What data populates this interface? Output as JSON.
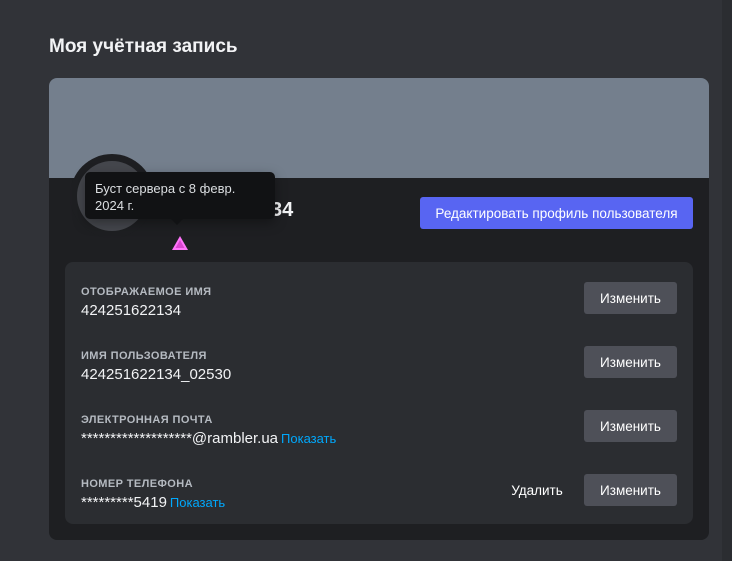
{
  "page": {
    "title": "Моя учётная запись"
  },
  "colors": {
    "accent": "#5865f2",
    "banner": "#747f8d",
    "link": "#00a8fc",
    "boost_badge": "#ff73fa"
  },
  "profile": {
    "username_visible_suffix": "34",
    "edit_button_label": "Редактировать профиль пользователя",
    "badge_icon": "server-boost-icon",
    "boost_tooltip": "Буст сервера с 8 февр. 2024 г."
  },
  "fields": {
    "display_name": {
      "label": "ОТОБРАЖАЕМОЕ ИМЯ",
      "value": "424251622134",
      "change_label": "Изменить"
    },
    "username": {
      "label": "ИМЯ ПОЛЬЗОВАТЕЛЯ",
      "value": "424251622134_02530",
      "change_label": "Изменить"
    },
    "email": {
      "label": "ЭЛЕКТРОННАЯ ПОЧТА",
      "value": "*******************@rambler.ua",
      "reveal_label": "Показать",
      "change_label": "Изменить"
    },
    "phone": {
      "label": "НОМЕР ТЕЛЕФОНА",
      "value": "*********5419",
      "reveal_label": "Показать",
      "remove_label": "Удалить",
      "change_label": "Изменить"
    }
  }
}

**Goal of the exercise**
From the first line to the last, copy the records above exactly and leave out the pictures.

**Answer box**
What data populates this interface? Output as JSON.
{
  "page": {
    "title": "Моя учётная запись"
  },
  "colors": {
    "accent": "#5865f2",
    "banner": "#747f8d",
    "link": "#00a8fc",
    "boost_badge": "#ff73fa"
  },
  "profile": {
    "username_visible_suffix": "34",
    "edit_button_label": "Редактировать профиль пользователя",
    "badge_icon": "server-boost-icon",
    "boost_tooltip": "Буст сервера с 8 февр. 2024 г."
  },
  "fields": {
    "display_name": {
      "label": "ОТОБРАЖАЕМОЕ ИМЯ",
      "value": "424251622134",
      "change_label": "Изменить"
    },
    "username": {
      "label": "ИМЯ ПОЛЬЗОВАТЕЛЯ",
      "value": "424251622134_02530",
      "change_label": "Изменить"
    },
    "email": {
      "label": "ЭЛЕКТРОННАЯ ПОЧТА",
      "value": "*******************@rambler.ua",
      "reveal_label": "Показать",
      "change_label": "Изменить"
    },
    "phone": {
      "label": "НОМЕР ТЕЛЕФОНА",
      "value": "*********5419",
      "reveal_label": "Показать",
      "remove_label": "Удалить",
      "change_label": "Изменить"
    }
  }
}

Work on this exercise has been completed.